▸ WHAT YOU WILL DO
Pull every line containing "collapse" from the entries.

▸ Data entries
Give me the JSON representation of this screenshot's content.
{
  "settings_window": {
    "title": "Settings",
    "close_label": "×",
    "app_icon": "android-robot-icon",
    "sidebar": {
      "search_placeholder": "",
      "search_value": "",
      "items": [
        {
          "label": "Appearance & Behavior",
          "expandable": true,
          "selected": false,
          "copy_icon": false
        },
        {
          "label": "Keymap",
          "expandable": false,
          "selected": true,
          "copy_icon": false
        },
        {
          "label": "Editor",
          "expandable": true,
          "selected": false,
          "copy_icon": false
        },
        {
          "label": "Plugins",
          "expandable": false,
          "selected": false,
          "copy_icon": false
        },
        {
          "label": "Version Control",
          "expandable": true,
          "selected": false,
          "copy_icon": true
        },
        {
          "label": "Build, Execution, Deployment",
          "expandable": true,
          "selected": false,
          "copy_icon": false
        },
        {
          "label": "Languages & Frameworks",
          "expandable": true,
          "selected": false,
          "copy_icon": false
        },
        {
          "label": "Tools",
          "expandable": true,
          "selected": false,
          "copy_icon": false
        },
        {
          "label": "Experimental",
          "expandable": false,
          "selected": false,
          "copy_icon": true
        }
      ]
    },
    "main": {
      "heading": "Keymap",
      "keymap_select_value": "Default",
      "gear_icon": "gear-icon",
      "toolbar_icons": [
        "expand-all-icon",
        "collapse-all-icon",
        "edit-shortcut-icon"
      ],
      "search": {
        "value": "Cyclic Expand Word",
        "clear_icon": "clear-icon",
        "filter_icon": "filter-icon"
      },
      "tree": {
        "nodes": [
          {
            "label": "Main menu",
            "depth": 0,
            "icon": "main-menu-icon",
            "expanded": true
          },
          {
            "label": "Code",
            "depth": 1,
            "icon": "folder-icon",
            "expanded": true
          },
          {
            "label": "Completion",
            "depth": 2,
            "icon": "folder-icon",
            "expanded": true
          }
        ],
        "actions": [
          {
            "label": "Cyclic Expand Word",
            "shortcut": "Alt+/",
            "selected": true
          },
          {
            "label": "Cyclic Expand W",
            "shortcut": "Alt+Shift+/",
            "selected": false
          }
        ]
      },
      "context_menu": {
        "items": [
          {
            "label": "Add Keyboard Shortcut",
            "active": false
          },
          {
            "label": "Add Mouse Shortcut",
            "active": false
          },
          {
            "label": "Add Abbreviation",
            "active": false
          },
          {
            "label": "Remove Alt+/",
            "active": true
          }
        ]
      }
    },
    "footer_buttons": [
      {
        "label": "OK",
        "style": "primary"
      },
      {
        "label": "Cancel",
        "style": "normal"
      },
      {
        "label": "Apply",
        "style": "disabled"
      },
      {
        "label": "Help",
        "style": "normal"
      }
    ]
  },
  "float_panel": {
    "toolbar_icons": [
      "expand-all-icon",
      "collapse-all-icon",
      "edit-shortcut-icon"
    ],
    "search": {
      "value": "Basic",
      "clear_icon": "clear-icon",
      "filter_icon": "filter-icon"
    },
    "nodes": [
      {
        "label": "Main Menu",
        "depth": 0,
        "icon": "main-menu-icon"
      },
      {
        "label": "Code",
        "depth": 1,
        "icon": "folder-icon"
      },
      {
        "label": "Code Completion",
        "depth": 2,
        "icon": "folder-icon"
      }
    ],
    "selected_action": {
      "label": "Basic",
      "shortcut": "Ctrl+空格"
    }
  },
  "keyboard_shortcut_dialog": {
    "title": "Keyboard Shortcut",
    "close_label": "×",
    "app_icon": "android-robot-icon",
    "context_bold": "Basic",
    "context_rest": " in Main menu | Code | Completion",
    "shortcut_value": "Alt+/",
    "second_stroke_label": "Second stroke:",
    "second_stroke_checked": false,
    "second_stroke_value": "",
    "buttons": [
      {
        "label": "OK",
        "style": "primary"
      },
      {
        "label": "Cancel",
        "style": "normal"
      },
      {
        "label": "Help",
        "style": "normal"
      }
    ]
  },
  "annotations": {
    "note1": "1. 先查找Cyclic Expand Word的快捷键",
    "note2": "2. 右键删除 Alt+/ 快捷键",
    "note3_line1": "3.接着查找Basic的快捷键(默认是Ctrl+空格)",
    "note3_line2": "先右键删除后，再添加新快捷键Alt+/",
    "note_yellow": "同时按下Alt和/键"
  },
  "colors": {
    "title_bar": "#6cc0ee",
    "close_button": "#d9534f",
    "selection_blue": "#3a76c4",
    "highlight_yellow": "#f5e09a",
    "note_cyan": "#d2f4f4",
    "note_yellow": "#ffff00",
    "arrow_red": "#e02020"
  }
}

▸ WORKED SOLUTION
        "collapse-all-icon",
      "collapse-all-icon",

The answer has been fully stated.